Former All Blacks Andrew Mehrtens believes introducing timekeepers and shortening halves to 30 minutes of effective play could solve the issue of time-wasting in rugby.
His comments came in the wake of last week’s controversial ending to the Rugby Championship between Australia and New Zealand in Melbourne.
The Wallabies were left seething after French referee Mathieu Raynal sparked uproar controversially penalised fly-half Bernard Foley in the closing stages of the game, reversing a penalty he had initially awarded to the hosts.
Raynal pinged Foley for time-wasting as the Wallabies No10 was about to kick the ball into touch with 80 minutes on the clock and Australia leading 37-34 at Marvel Stadium.
The All Blacks were instead awarded a scrum five metres out and Jordie Barrett crossed in the corner for a 39-37 win to deny Australia the Bledisloe Cup.
Raynal’s decision was branded as ‘disgraceful’ and infuriated Australia, with coach Dave Rennie said he had ‘never seen a call like that, at any level’.
Wallabies skipper Nic White told the referee he had ‘cost them the Rugby Championship’, while Foley denied he was deliberately wasting time, insisting he could not hear the referee due to the noise inside the stadium.
And Mehrtens believes an overhaul of how time was monitored in rugby is long overdue, suggesting the sport should ensure the ball was effectively in play for the duration of each half.
The game clock stops in rugby for injuries and decisions referred to the television match official, but continues to run when the referee orders a scrum reset.
Conversely, AFL games, for example, last far longer than 80 minutes to ensure that the ball is effectively in play for 20 minutes in each of the four quarters.
‘If you start stopping the clock here and there the game is going to blow out to a much longer spectacle than we’ve currently got,’ Mehrtens told The Breakdown on Sky Sport New Zealand on Sunday night.
‘So make the halves 30 minutes each, and stop the clock every time there’s a scrum set. The professional timekeeper re-starts it when the ball is played at the back of the scrum.
‘If there’s a try, you stop the clock there and you don’t restart it until the kickoff’s taken.
‘If you bring it down to 30 minutes a half, you’ll still get effectively the same amount of time for people at the stadium and you’ll get a much higher proportion of the ball in play.’

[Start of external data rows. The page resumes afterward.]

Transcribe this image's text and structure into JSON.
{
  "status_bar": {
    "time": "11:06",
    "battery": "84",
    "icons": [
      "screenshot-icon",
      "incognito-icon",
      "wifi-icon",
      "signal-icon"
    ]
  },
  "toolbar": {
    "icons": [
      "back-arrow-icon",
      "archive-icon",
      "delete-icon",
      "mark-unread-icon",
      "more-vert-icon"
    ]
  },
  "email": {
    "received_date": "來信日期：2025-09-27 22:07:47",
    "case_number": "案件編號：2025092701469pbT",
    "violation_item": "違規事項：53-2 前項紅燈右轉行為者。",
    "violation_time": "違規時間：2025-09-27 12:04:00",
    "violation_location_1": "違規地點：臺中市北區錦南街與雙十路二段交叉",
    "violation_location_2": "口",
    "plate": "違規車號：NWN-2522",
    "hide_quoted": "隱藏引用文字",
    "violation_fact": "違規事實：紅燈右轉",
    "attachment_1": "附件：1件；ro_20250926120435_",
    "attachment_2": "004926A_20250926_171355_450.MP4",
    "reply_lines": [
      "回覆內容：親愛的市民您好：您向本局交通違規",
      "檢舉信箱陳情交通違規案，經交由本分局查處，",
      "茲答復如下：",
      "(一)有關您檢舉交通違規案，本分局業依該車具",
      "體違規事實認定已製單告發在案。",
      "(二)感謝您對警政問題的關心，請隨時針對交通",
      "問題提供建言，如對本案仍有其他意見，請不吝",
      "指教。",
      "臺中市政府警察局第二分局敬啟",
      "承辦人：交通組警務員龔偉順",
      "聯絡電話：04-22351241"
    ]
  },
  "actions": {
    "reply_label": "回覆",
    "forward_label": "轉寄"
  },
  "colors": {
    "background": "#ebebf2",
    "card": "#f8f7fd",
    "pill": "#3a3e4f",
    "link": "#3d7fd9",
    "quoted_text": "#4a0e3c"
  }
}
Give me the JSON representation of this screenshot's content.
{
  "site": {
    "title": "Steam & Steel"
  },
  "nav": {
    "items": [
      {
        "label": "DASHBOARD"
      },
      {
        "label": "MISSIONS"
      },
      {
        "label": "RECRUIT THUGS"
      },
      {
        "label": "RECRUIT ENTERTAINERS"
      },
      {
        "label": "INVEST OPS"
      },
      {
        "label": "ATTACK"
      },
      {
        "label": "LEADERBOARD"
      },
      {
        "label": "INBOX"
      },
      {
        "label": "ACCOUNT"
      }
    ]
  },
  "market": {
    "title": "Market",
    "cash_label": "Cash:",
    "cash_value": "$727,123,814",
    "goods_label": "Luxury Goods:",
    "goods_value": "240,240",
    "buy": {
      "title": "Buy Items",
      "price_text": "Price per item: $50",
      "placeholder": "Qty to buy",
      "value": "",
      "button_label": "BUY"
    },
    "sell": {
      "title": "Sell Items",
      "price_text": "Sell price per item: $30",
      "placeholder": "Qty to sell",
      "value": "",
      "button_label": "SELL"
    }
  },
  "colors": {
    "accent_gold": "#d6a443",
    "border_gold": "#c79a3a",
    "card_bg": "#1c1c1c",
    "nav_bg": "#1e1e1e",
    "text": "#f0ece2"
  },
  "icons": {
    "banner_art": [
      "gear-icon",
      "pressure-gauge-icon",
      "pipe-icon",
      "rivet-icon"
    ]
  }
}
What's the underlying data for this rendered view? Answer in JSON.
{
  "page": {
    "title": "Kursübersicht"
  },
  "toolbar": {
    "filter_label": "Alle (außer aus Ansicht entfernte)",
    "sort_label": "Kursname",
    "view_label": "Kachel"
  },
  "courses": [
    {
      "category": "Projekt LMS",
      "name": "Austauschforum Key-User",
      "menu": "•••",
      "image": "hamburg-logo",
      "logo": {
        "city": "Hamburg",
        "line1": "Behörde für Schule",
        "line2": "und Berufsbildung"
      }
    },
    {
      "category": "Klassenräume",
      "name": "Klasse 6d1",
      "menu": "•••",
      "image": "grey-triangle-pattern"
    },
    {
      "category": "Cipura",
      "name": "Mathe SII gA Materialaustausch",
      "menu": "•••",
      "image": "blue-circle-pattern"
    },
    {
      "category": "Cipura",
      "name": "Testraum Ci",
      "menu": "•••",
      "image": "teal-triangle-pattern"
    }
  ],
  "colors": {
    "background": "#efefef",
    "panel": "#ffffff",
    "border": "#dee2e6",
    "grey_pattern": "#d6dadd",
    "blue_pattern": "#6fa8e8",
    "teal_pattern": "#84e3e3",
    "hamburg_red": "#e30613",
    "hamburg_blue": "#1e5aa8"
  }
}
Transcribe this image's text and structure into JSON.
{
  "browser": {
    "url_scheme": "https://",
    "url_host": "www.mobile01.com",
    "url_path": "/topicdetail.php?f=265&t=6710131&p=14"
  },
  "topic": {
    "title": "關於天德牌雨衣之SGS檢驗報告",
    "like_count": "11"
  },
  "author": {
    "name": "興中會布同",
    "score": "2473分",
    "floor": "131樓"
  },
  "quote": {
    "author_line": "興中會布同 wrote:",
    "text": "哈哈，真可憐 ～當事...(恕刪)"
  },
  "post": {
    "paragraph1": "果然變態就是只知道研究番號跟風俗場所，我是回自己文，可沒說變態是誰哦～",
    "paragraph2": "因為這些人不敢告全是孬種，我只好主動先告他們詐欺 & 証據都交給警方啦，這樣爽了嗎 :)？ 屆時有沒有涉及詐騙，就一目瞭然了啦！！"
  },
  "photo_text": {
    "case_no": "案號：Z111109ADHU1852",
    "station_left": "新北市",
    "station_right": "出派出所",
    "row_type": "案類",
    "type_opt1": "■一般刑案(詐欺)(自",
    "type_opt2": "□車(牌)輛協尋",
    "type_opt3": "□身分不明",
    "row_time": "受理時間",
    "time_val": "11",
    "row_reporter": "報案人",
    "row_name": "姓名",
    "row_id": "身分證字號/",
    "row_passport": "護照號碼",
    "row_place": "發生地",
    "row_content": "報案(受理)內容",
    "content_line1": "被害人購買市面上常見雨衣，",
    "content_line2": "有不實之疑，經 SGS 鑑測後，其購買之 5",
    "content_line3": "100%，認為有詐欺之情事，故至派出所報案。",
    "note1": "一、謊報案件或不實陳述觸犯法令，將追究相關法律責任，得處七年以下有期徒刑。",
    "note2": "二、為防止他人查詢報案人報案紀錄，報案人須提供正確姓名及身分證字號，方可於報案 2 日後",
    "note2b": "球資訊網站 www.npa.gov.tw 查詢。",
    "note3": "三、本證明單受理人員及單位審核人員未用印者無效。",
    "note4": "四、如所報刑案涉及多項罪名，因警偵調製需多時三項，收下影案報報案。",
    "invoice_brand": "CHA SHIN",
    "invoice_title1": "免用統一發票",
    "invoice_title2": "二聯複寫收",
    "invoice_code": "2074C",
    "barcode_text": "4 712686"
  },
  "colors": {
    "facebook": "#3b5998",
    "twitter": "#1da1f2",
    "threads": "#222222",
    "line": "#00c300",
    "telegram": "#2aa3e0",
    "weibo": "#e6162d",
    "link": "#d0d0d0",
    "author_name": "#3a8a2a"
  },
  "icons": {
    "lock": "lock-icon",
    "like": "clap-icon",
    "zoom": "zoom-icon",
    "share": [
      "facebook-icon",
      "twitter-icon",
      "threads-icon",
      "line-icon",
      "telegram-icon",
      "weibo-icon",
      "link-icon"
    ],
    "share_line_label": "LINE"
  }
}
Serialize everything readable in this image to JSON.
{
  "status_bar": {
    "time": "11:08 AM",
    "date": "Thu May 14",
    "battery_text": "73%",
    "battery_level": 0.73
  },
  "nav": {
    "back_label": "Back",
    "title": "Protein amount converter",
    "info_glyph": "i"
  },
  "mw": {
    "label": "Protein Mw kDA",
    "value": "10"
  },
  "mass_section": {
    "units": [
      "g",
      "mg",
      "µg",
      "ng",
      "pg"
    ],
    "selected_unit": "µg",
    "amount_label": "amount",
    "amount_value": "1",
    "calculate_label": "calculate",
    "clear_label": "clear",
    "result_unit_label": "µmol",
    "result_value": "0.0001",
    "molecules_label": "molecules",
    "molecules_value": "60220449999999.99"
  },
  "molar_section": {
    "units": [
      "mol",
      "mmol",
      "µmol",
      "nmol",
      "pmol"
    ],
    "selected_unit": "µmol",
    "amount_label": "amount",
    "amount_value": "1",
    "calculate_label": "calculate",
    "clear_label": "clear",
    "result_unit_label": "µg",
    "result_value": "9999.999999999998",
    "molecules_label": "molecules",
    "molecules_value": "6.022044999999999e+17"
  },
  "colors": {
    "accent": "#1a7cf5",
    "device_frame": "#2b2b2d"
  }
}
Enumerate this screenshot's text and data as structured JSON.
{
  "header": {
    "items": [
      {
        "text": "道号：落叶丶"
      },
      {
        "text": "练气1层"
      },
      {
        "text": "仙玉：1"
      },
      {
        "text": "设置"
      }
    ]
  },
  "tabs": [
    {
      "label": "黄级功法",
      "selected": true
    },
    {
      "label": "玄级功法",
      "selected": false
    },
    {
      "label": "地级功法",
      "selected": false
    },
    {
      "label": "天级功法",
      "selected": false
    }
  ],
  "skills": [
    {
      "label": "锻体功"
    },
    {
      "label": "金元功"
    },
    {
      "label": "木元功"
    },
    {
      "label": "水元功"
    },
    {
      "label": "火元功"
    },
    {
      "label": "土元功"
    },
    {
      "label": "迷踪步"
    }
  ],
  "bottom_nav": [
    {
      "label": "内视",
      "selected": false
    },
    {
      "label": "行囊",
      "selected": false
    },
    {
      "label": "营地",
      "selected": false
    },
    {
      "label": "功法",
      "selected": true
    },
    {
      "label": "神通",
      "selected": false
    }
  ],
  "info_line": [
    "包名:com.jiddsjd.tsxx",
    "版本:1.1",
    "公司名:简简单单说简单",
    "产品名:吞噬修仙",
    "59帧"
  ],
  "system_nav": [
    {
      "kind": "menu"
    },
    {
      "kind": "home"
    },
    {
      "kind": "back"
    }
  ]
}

The 49-year-old, who won 70 caps for the All Blacks during a stellar career, suggested rugby should take a leaf from other sports and implement official timekeepers.
‘Look at tennis. One of the ways that players can slow tennis down in between points, in particular at the service,’ he said.
‘Now they have got a countdown, I think they’ve got 30 seconds from the end of one point to getting the serve hit at the next point.
‘It’s taken out of the umpire’s hands. There’s a clock and you have to work to it. As a sport [rugby] could a little bit more professional about it.’
Meanwhile, Rugby Australia has written to World Rugby to formally complain about ‘overbearing officials’ in the wake of last week’s controversy.
Rugby Australia said their letter to the sport’s governing body was not specifically about Raynal’s decision, but more generally about ‘the state of the game today and the overbearing nature of rules and officials’.
‘It’s not unusual, we’ve been lobbying World Rugby for some time on this,’ a spokesman added.
The All Blacks and the Wallabies meet for the second Bledisloe Test in Auckland on Saturday, with the New Zealand needing a win to clinch the Rugby Championship.
New Zealand and South Africa lead the table with 14 points each, with the All Blacks on top with a 13-point better differential than the Springboks, who host Argentina in Durban later on Saturday.